American Fly Fishing

Lurking in the Shadows
By Nathan Perkinson

Thornapple River, MI

The old bridge at McKeown Bridge Park, east of Hastings, is one of the author’s favorite spots to target bass and panfish. The water is fast, but wading is fairly easy. Look for fish-holding structure, including deep holes and submerged rocks. Photo by Kyra Perkinson

One of my favorite little smallmouth holes is just east of Hastings, Michigan, on the Thornapple River. You can see it from a highway bridge and it’s easy to reach. This spot was always easy to fish, too: just hop a heavy fly along the sandy bottom and wait for a fish. That is, until last year, when a log drifted into the hole and wedged itself in place. I’m sure the bass enjoy this extra cover, but it makes fishing that hole a real headache.

One day last autumn, I started my day on the Thornapple at that spot, casting a heavy sculpin pattern under a strike indicator—standard operating procedure for my style of targeting smallmouth. My first cast found that submerged log and I broke the fly off. When a second sculpin fly met the same fate, I began to suspect that my go-to spot may have soured. I lost a Clouser Minnow next, further confirming my fears.
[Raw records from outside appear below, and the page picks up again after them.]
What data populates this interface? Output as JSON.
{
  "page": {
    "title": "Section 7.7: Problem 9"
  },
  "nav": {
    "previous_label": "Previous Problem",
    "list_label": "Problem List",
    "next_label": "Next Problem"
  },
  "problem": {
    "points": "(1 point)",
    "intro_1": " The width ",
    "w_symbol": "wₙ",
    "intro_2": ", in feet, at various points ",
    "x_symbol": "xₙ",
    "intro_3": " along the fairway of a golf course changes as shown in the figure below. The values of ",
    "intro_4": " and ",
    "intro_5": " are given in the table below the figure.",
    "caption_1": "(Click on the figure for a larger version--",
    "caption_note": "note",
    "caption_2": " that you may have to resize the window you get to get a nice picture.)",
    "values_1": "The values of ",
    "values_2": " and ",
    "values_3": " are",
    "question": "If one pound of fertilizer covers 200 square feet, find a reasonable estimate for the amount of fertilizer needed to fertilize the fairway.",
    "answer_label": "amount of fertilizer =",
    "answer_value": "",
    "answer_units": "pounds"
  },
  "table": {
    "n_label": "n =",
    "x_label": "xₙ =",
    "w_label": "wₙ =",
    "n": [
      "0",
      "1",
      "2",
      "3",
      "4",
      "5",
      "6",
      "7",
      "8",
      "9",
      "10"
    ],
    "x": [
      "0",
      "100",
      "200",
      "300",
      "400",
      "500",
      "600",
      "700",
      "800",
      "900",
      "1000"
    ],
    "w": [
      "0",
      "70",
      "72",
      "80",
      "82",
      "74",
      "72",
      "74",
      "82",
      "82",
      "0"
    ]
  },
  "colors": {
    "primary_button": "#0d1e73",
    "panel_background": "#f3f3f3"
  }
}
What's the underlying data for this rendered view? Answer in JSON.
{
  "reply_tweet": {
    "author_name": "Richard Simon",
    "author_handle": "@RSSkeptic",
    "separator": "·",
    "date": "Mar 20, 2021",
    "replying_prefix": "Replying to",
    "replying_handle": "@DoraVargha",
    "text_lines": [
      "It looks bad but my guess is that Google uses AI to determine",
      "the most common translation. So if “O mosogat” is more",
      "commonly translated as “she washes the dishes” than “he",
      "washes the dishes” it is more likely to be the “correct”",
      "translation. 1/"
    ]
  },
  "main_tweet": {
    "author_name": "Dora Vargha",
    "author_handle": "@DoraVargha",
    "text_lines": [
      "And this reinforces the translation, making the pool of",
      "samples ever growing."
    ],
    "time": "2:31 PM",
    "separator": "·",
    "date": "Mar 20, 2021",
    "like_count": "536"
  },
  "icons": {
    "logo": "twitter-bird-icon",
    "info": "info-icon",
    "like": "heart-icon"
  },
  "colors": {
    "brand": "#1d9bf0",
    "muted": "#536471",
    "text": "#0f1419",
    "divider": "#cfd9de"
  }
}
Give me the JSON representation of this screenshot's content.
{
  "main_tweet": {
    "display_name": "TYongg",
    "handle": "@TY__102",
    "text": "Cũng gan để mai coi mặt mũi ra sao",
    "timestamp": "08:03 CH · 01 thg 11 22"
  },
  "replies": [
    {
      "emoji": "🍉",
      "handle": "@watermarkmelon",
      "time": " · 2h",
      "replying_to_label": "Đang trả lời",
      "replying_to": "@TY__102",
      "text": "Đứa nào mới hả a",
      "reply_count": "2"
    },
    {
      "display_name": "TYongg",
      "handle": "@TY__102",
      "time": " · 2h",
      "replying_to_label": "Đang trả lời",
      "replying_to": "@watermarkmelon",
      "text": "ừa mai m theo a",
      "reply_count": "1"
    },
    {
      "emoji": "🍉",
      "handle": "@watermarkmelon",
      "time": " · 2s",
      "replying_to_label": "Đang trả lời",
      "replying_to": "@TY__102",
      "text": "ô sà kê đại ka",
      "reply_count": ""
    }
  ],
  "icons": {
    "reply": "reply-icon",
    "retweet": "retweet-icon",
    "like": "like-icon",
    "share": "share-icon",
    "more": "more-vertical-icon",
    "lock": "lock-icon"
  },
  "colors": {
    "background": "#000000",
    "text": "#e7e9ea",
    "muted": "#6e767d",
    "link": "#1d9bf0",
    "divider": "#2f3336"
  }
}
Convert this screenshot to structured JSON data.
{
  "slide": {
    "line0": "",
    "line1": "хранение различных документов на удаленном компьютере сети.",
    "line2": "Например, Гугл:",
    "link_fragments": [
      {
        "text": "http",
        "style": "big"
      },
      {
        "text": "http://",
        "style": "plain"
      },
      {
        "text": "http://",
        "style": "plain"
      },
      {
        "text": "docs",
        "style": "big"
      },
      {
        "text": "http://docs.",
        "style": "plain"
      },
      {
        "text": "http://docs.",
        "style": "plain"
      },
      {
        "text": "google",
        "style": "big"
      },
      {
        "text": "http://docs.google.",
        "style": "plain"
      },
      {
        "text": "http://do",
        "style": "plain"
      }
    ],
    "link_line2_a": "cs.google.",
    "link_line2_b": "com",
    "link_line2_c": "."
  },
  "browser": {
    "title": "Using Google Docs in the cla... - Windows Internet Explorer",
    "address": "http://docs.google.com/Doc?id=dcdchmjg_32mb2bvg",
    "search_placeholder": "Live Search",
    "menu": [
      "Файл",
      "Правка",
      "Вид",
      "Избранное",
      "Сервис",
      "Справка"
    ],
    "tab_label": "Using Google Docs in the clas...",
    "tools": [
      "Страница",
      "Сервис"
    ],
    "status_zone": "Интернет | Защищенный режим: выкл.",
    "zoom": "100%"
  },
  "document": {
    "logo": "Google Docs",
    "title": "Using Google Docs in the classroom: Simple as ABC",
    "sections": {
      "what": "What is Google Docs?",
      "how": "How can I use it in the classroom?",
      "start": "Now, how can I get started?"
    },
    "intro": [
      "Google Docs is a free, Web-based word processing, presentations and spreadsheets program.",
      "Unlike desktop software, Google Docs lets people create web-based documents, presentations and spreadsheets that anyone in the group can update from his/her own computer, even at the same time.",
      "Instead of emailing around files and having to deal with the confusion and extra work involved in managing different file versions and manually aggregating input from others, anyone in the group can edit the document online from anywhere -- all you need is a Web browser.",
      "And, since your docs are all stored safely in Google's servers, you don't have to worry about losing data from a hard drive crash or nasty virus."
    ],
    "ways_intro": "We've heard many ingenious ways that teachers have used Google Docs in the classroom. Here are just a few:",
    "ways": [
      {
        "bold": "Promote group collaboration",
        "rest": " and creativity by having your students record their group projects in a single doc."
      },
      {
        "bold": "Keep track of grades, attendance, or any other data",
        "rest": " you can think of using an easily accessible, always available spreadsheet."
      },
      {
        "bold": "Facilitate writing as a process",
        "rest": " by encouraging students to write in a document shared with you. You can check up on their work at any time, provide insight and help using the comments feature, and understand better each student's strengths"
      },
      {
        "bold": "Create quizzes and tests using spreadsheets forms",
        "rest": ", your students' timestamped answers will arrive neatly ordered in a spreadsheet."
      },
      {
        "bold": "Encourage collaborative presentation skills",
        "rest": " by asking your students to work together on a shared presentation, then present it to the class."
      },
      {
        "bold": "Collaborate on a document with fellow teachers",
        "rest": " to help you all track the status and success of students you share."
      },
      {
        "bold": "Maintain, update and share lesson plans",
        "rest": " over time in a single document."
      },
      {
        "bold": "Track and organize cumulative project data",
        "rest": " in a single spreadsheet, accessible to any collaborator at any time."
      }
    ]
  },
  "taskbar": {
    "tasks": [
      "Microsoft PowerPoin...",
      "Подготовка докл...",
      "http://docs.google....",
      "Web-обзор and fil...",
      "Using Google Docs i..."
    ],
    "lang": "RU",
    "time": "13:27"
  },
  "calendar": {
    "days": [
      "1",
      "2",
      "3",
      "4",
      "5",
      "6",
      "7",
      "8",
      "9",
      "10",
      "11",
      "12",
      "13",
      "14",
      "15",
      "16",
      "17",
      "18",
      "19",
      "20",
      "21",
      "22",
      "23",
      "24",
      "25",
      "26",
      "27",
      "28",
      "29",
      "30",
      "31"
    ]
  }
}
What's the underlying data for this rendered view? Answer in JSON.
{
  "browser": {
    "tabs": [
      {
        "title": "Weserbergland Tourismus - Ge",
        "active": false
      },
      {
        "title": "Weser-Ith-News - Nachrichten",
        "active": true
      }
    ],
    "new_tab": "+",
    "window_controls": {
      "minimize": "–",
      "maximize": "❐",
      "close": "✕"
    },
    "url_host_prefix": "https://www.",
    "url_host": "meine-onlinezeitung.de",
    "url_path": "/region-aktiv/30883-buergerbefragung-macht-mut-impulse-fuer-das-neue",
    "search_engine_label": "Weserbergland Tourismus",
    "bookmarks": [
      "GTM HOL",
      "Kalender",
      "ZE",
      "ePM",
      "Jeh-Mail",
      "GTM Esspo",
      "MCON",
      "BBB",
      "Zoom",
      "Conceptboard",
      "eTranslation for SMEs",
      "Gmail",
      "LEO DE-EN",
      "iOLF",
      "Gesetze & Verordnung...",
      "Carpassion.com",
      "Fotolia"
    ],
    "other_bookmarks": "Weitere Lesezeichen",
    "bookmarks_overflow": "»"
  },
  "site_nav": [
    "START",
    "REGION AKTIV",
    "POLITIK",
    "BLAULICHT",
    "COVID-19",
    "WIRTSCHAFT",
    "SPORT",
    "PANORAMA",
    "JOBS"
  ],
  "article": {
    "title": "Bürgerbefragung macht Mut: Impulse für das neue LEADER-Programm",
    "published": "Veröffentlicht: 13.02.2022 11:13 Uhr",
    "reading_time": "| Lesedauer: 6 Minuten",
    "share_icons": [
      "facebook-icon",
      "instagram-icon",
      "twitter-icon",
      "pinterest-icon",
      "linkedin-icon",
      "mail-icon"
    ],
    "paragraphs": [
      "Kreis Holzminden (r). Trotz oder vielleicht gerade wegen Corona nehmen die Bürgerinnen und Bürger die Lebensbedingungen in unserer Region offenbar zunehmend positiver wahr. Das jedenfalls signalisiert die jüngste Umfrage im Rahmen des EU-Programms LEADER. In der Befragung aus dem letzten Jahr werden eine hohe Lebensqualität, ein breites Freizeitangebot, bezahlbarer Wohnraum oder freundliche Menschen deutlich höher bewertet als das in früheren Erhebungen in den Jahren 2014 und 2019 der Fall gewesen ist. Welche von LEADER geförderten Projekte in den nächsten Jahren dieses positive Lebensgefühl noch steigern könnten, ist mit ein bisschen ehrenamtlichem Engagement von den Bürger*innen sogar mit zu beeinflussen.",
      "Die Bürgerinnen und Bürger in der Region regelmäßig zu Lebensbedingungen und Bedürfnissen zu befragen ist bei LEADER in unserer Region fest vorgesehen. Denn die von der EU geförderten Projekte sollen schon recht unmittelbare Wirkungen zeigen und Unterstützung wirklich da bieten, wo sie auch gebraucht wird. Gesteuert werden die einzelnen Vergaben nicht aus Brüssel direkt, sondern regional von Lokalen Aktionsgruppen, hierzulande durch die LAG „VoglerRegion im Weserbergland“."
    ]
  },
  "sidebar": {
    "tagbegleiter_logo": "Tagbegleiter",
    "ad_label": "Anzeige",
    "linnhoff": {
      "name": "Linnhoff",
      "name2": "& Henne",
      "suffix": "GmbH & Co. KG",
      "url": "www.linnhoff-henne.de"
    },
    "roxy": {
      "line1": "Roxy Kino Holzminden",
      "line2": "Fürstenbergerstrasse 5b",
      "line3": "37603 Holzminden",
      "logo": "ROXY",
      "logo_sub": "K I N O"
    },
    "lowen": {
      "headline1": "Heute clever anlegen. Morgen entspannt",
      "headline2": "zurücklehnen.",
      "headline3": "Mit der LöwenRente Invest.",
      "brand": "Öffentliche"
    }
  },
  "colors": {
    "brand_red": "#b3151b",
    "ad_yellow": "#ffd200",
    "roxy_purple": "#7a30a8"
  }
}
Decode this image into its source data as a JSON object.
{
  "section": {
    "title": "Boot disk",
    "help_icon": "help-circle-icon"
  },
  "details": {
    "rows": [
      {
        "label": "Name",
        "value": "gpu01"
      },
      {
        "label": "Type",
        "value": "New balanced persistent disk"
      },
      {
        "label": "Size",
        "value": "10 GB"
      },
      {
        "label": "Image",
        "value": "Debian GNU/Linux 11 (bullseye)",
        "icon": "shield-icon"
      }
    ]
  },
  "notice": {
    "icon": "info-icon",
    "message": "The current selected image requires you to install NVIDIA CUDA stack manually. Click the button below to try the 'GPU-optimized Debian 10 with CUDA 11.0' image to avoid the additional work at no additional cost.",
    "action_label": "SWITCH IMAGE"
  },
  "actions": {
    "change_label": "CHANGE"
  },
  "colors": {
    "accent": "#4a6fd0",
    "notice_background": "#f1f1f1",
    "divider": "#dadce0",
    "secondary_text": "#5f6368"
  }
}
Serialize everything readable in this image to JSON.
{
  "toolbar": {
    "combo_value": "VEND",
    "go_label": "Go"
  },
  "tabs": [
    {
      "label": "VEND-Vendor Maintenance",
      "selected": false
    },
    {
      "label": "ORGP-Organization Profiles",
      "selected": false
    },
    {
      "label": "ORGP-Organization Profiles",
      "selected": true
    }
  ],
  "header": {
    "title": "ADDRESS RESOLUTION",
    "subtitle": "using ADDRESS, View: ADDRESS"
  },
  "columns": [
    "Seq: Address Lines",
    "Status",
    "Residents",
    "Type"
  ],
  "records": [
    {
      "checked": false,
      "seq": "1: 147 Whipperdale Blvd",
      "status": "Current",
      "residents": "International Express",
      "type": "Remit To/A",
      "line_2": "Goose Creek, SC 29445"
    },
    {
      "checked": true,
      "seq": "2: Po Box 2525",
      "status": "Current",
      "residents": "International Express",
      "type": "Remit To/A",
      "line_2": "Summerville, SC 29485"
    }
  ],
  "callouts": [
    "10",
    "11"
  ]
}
Eager to feel a bend in the rod, I swapped out my smallmouth rig for a 5X leader and a Gurgler with lots of rubber legs. Having already lost three flies in that hole, my faith in that Gurgler was right on par with my belief that the Detroit Tigers will ever win another World Series. But fishing is full of surprises. The little white Gurgler plopped down, a shadow materialized from the depths like Captain Kirk beaming onto an alien plant, and I set the hook. The bass was no wall-hanger by any stretch, but my fear that the hole had been ruined disappeared in a hurry when I happily brought the smallmouth to hand.